Work item:
Repeat the entries below exactly, missing none.

Web page and app entries
####

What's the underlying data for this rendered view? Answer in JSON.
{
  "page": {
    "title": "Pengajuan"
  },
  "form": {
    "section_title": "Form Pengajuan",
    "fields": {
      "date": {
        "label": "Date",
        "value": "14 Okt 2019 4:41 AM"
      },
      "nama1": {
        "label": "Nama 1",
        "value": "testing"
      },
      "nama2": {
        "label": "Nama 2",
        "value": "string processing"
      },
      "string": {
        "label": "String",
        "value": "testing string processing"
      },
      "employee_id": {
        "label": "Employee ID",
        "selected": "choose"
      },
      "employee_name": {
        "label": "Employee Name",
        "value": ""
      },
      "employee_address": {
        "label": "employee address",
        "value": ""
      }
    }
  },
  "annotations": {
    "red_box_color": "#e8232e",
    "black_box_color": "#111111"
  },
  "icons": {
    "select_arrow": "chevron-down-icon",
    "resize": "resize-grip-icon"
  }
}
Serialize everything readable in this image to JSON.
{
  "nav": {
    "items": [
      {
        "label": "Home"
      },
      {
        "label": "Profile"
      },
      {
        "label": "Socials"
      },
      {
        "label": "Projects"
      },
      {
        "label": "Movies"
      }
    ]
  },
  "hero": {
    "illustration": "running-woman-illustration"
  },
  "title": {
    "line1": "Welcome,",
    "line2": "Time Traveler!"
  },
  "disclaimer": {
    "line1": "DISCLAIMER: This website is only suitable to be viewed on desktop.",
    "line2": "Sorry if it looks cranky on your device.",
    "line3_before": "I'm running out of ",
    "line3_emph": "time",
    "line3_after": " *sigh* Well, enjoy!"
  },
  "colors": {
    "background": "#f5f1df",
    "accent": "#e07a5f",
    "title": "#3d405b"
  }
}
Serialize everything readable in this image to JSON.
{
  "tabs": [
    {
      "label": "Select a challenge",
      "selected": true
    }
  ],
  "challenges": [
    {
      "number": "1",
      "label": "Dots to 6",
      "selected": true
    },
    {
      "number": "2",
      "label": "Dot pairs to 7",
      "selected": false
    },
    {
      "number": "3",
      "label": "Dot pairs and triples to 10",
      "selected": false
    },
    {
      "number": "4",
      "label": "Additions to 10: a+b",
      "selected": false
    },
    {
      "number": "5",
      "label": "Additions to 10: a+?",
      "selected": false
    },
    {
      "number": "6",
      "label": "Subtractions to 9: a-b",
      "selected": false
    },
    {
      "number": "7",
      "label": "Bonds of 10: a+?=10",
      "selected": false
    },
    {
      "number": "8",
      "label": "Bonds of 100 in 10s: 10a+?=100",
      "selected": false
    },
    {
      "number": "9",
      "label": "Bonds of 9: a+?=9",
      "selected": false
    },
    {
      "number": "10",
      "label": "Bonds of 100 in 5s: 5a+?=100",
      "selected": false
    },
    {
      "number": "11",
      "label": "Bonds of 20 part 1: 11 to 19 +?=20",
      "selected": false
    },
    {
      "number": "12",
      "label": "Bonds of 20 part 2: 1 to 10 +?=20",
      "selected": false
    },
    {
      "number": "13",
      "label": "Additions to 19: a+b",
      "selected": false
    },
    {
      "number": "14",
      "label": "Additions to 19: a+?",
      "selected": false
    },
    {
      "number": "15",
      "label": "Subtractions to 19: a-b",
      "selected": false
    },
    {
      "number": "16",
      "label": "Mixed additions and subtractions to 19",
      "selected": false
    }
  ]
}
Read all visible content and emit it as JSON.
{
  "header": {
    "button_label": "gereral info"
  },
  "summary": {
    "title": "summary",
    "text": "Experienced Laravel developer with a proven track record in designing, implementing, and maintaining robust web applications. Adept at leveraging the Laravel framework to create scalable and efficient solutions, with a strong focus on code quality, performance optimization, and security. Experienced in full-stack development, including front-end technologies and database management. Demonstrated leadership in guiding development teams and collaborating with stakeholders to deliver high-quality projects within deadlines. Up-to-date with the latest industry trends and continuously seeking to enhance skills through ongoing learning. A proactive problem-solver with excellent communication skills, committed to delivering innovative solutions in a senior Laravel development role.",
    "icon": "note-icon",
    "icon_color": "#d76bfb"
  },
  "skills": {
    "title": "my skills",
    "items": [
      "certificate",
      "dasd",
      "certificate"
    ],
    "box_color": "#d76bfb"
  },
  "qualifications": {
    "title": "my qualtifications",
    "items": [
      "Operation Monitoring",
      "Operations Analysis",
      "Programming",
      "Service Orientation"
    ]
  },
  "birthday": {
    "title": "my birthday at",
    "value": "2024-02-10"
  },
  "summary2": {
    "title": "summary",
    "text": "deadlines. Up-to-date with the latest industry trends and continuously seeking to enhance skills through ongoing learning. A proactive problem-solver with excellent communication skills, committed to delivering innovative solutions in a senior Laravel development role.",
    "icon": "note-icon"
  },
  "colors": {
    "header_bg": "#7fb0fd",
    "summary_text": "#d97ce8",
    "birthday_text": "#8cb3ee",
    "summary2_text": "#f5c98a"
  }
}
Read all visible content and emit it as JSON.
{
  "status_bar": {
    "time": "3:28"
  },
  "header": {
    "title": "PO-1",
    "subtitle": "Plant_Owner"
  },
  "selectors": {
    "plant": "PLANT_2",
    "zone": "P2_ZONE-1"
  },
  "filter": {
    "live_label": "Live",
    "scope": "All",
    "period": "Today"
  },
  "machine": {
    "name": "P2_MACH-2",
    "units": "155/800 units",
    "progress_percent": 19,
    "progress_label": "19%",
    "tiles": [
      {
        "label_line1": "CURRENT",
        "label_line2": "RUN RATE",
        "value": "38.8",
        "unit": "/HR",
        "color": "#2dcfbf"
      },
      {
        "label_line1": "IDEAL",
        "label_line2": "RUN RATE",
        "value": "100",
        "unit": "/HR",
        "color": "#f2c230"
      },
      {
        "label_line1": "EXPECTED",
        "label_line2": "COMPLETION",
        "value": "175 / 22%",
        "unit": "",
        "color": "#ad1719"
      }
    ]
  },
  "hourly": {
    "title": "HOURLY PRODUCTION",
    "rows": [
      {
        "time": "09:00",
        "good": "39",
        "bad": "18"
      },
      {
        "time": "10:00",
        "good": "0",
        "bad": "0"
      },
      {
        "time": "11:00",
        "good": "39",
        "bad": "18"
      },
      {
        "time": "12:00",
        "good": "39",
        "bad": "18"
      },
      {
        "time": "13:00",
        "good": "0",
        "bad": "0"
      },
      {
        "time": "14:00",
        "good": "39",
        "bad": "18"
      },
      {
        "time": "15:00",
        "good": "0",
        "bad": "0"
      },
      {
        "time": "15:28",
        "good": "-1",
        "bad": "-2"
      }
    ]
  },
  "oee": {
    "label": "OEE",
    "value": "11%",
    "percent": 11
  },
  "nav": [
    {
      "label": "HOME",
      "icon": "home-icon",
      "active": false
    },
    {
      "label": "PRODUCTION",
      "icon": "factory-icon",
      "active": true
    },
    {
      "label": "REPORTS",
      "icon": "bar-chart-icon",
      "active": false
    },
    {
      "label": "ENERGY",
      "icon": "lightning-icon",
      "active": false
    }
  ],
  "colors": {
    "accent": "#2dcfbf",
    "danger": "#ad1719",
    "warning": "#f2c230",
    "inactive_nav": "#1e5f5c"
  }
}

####

Output below:
What's the underlying data for this rendered view? Answer in JSON.
{
  "page": {
    "title": "Pengajuan"
  },
  "form": {
    "section_title": "Form Pengajuan",
    "fields": {
      "date": {
        "label": "Date",
        "value": "14 Okt 2019 4:41 AM"
      },
      "nama1": {
        "label": "Nama 1",
        "value": "testing"
      },
      "nama2": {
        "label": "Nama 2",
        "value": "string processing"
      },
      "string": {
        "label": "String",
        "value": "testing string processing"
      },
      "employee_id": {
        "label": "Employee ID",
        "selected": "choose"
      },
      "employee_name": {
        "label": "Employee Name",
        "value": ""
      },
      "employee_address": {
        "label": "employee address",
        "value": ""
      }
    }
  },
  "annotations": {
    "red_box_color": "#e8232e",
    "black_box_color": "#111111"
  },
  "icons": {
    "select_arrow": "chevron-down-icon",
    "resize": "resize-grip-icon"
  }
}
Serialize everything readable in this image to JSON.
{
  "nav": {
    "items": [
      {
        "label": "Home"
      },
      {
        "label": "Profile"
      },
      {
        "label": "Socials"
      },
      {
        "label": "Projects"
      },
      {
        "label": "Movies"
      }
    ]
  },
  "hero": {
    "illustration": "running-woman-illustration"
  },
  "title": {
    "line1": "Welcome,",
    "line2": "Time Traveler!"
  },
  "disclaimer": {
    "line1": "DISCLAIMER: This website is only suitable to be viewed on desktop.",
    "line2": "Sorry if it looks cranky on your device.",
    "line3_before": "I'm running out of ",
    "line3_emph": "time",
    "line3_after": " *sigh* Well, enjoy!"
  },
  "colors": {
    "background": "#f5f1df",
    "accent": "#e07a5f",
    "title": "#3d405b"
  }
}
Serialize everything readable in this image to JSON.
{
  "tabs": [
    {
      "label": "Select a challenge",
      "selected": true
    }
  ],
  "challenges": [
    {
      "number": "1",
      "label": "Dots to 6",
      "selected": true
    },
    {
      "number": "2",
      "label": "Dot pairs to 7",
      "selected": false
    },
    {
      "number": "3",
      "label": "Dot pairs and triples to 10",
      "selected": false
    },
    {
      "number": "4",
      "label": "Additions to 10: a+b",
      "selected": false
    },
    {
      "number": "5",
      "label": "Additions to 10: a+?",
      "selected": false
    },
    {
      "number": "6",
      "label": "Subtractions to 9: a-b",
      "selected": false
    },
    {
      "number": "7",
      "label": "Bonds of 10: a+?=10",
      "selected": false
    },
    {
      "number": "8",
      "label": "Bonds of 100 in 10s: 10a+?=100",
      "selected": false
    },
    {
      "number": "9",
      "label": "Bonds of 9: a+?=9",
      "selected": false
    },
    {
      "number": "10",
      "label": "Bonds of 100 in 5s: 5a+?=100",
      "selected": false
    },
    {
      "number": "11",
      "label": "Bonds of 20 part 1: 11 to 19 +?=20",
      "selected": false
    },
    {
      "number": "12",
      "label": "Bonds of 20 part 2: 1 to 10 +?=20",
      "selected": false
    },
    {
      "number": "13",
      "label": "Additions to 19: a+b",
      "selected": false
    },
    {
      "number": "14",
      "label": "Additions to 19: a+?",
      "selected": false
    },
    {
      "number": "15",
      "label": "Subtractions to 19: a-b",
      "selected": false
    },
    {
      "number": "16",
      "label": "Mixed additions and subtractions to 19",
      "selected": false
    }
  ]
}
Read all visible content and emit it as JSON.
{
  "header": {
    "button_label": "gereral info"
  },
  "summary": {
    "title": "summary",
    "text": "Experienced Laravel developer with a proven track record in designing, implementing, and maintaining robust web applications. Adept at leveraging the Laravel framework to create scalable and efficient solutions, with a strong focus on code quality, performance optimization, and security. Experienced in full-stack development, including front-end technologies and database management. Demonstrated leadership in guiding development teams and collaborating with stakeholders to deliver high-quality projects within deadlines. Up-to-date with the latest industry trends and continuously seeking to enhance skills through ongoing learning. A proactive problem-solver with excellent communication skills, committed to delivering innovative solutions in a senior Laravel development role.",
    "icon": "note-icon",
    "icon_color": "#d76bfb"
  },
  "skills": {
    "title": "my skills",
    "items": [
      "certificate",
      "dasd",
      "certificate"
    ],
    "box_color": "#d76bfb"
  },
  "qualifications": {
    "title": "my qualtifications",
    "items": [
      "Operation Monitoring",
      "Operations Analysis",
      "Programming",
      "Service Orientation"
    ]
  },
  "birthday": {
    "title": "my birthday at",
    "value": "2024-02-10"
  },
  "summary2": {
    "title": "summary",
    "text": "deadlines. Up-to-date with the latest industry trends and continuously seeking to enhance skills through ongoing learning. A proactive problem-solver with excellent communication skills, committed to delivering innovative solutions in a senior Laravel development role.",
    "icon": "note-icon"
  },
  "colors": {
    "header_bg": "#7fb0fd",
    "summary_text": "#d97ce8",
    "birthday_text": "#8cb3ee",
    "summary2_text": "#f5c98a"
  }
}
Read all visible content and emit it as JSON.
{
  "status_bar": {
    "time": "3:28"
  },
  "header": {
    "title": "PO-1",
    "subtitle": "Plant_Owner"
  },
  "selectors": {
    "plant": "PLANT_2",
    "zone": "P2_ZONE-1"
  },
  "filter": {
    "live_label": "Live",
    "scope": "All",
    "period": "Today"
  },
  "machine": {
    "name": "P2_MACH-2",
    "units": "155/800 units",
    "progress_percent": 19,
    "progress_label": "19%",
    "tiles": [
      {
        "label_line1": "CURRENT",
        "label_line2": "RUN RATE",
        "value": "38.8",
        "unit": "/HR",
        "color": "#2dcfbf"
      },
      {
        "label_line1": "IDEAL",
        "label_line2": "RUN RATE",
        "value": "100",
        "unit": "/HR",
        "color": "#f2c230"
      },
      {
        "label_line1": "EXPECTED",
        "label_line2": "COMPLETION",
        "value": "175 / 22%",
        "unit": "",
        "color": "#ad1719"
      }
    ]
  },
  "hourly": {
    "title": "HOURLY PRODUCTION",
    "rows": [
      {
        "time": "09:00",
        "good": "39",
        "bad": "18"
      },
      {
        "time": "10:00",
        "good": "0",
        "bad": "0"
      },
      {
        "time": "11:00",
        "good": "39",
        "bad": "18"
      },
      {
        "time": "12:00",
        "good": "39",
        "bad": "18"
      },
      {
        "time": "13:00",
        "good": "0",
        "bad": "0"
      },
      {
        "time": "14:00",
        "good": "39",
        "bad": "18"
      },
      {
        "time": "15:00",
        "good": "0",
        "bad": "0"
      },
      {
        "time": "15:28",
        "good": "-1",
        "bad": "-2"
      }
    ]
  },
  "oee": {
    "label": "OEE",
    "value": "11%",
    "percent": 11
  },
  "nav": [
    {
      "label": "HOME",
      "icon": "home-icon",
      "active": false
    },
    {
      "label": "PRODUCTION",
      "icon": "factory-icon",
      "active": true
    },
    {
      "label": "REPORTS",
      "icon": "bar-chart-icon",
      "active": false
    },
    {
      "label": "ENERGY",
      "icon": "lightning-icon",
      "active": false
    }
  ],
  "colors": {
    "accent": "#2dcfbf",
    "danger": "#ad1719",
    "warning": "#f2c230",
    "inactive_nav": "#1e5f5c"
  }
}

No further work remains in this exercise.